Paul E Fultz
April 28, 2015
Leadership and Power
Leadership and power are terms commonly used in business relations and these terms are often interconnected. There has been an ongoing debate about the differences between leadership, management, and power. In addition, to be an effective leader it is vital to understand and try to express these distinctions as well as understand the significant role of power in leadership.
Power can be described as a person or entity with much control, authority, and/or influence over other people or organizations. The premise of power can be directly related to leadership due in part to the influence process. It can also be said that power is the ability or probability to influence. “People have power when they have the ...view middle of the document...
Authority also comes into play when one speaks of power, leadership, and influence tactics. Authority makes use of derived power to give direction and protection to personnel within any organization. Sometimes the authority that a leader in an organization has over his employees may make them subject to his commands and follow his instructions out of fear. This is also the case of formal authority and power.
There are five common, essential bases of power. These are referent power, expert power, legitimate power, reward power, and coercive power.
Referent power arises from being trusted and respected. One can gain referent power when others trust what they do and respect them for how they handle a situation. For example, someone who works in Human Resources who may be admired for making sure employees are treated fairly and comes to the rescue of those who are not treated that way.
Expert power is derived from a person’s experiences, skills and/or knowledge. When one gains experience in particular areas and becomes thought leaders in those areas they start to gather expert power that can be used to get others to meet expectations. For example, the Project Manager who is an expert at solving particularly challenging problems to ensure a project stays on track.
Among these five sources of power, creating a positive operating climate is one that tends to lead to greater job satisfaction.
One may now have a brief overview of how Leadership and Power are interrelated and can make or break any organization or individual.
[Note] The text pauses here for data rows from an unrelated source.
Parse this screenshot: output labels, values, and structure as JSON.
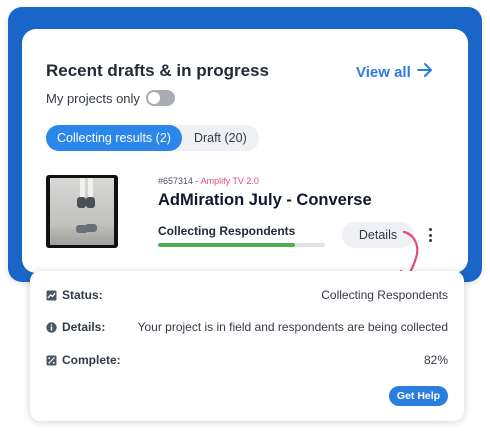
{
  "card": {
    "title": "Recent drafts & in progress",
    "view_all_label": "View all"
  },
  "toggle": {
    "label": "My projects only",
    "checked": false
  },
  "tabs": [
    {
      "label": "Collecting results (2)",
      "active": true
    },
    {
      "label": "Draft (20)",
      "active": false
    }
  ],
  "project": {
    "id": "#657314",
    "separator": " - ",
    "product": "Amplify TV 2.0",
    "title": "AdMiration July - Converse",
    "status": "Collecting Respondents",
    "progress_fraction": 0.82,
    "details_label": "Details"
  },
  "popup": {
    "status_label": "Status:",
    "status_value": "Collecting Respondents",
    "details_label": "Details:",
    "details_value": "Your project is in field and respondents are being collected",
    "complete_label": "Complete:",
    "complete_value": "82%",
    "help_label": "Get Help"
  },
  "colors": {
    "brand_blue": "#1966c8",
    "accent_blue": "#2b86ec",
    "progress_green": "#4cae4f",
    "annotation_pink": "#e54a8a"
  },
  "icons": [
    "arrow-right-icon",
    "kebab-menu-icon",
    "status-icon",
    "info-icon",
    "complete-icon",
    "curved-arrow-icon"
  ]
}
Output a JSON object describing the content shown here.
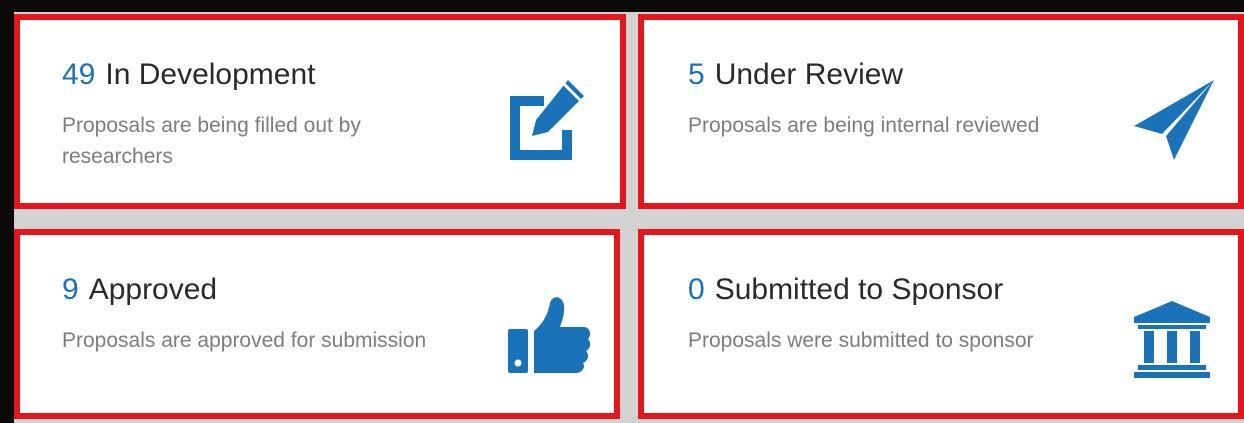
{
  "cards": [
    {
      "count": "49",
      "title": "In Development",
      "description": "Proposals are being filled out by researchers",
      "icon": "edit-icon"
    },
    {
      "count": "5",
      "title": "Under Review",
      "description": "Proposals are being internal reviewed",
      "icon": "paper-plane-icon"
    },
    {
      "count": "9",
      "title": "Approved",
      "description": "Proposals are approved for submission",
      "icon": "thumbs-up-icon"
    },
    {
      "count": "0",
      "title": "Submitted to Sponsor",
      "description": "Proposals were submitted to sponsor",
      "icon": "institution-icon"
    }
  ],
  "colors": {
    "accent": "#1a73b8",
    "highlight_border": "#e8141c",
    "title_text": "#2a2a2a",
    "description_text": "#7d7d7d",
    "gutter": "#d2d2d2"
  }
}
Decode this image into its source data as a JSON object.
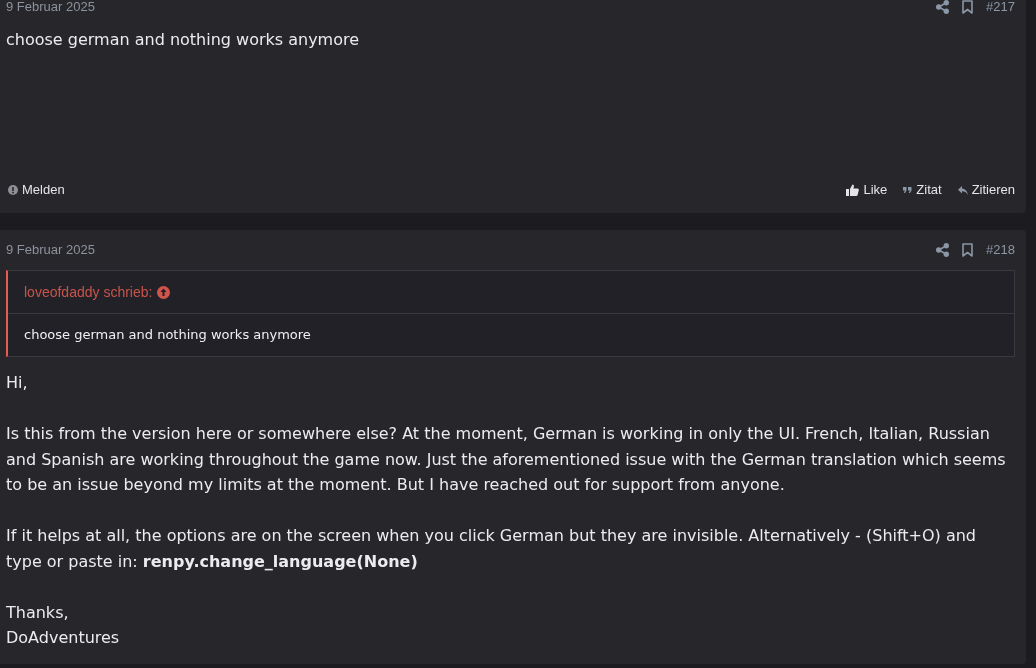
{
  "posts": [
    {
      "date": "9 Februar 2025",
      "number": "#217",
      "body": [
        {
          "kind": "paragraph",
          "lines": [
            "choose german and nothing works anymore"
          ]
        }
      ],
      "actions_left": [
        {
          "kind": "report",
          "label": "Melden"
        }
      ],
      "actions_right": [
        {
          "kind": "like",
          "label": "Like"
        },
        {
          "kind": "quote",
          "label": "Zitat"
        },
        {
          "kind": "reply",
          "label": "Zitieren"
        }
      ]
    },
    {
      "date": "9 Februar 2025",
      "number": "#218",
      "body": [
        {
          "kind": "quote",
          "author": "loveofdaddy schrieb:",
          "text": "choose german and nothing works anymore"
        },
        {
          "kind": "paragraph",
          "lines": [
            "Hi,"
          ]
        },
        {
          "kind": "paragraph",
          "lines": [
            "Is this from the version here or somewhere else? At the moment, German is working in only the UI. French, Italian, Russian and Spanish are working throughout the game now. Just the aforementioned issue with the German translation which seems to be an issue beyond my limits at the moment. But I have reached out for support from anyone."
          ]
        },
        {
          "kind": "paragraph",
          "lines": [
            "If it helps at all, the options are on the screen when you click German but they are invisible. Alternatively - (Shift+O) and type or paste in: **renpy.change_language(None)**"
          ]
        },
        {
          "kind": "paragraph",
          "lines": [
            "Thanks,",
            "DoAdventures"
          ]
        }
      ]
    }
  ]
}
Abudi, G. (n.d.). The 5 Types of Power in Leadership. Retrieved 2015, from The Fast Track: http://quickbase.intuit.com/blog/2011/08/26/the-5-types-of-power-in-leadership/
Northouse, P. G. (2013). Leadership: Theory and Practice (6th ed.). Los Angeles: SAGE Publications, Inc.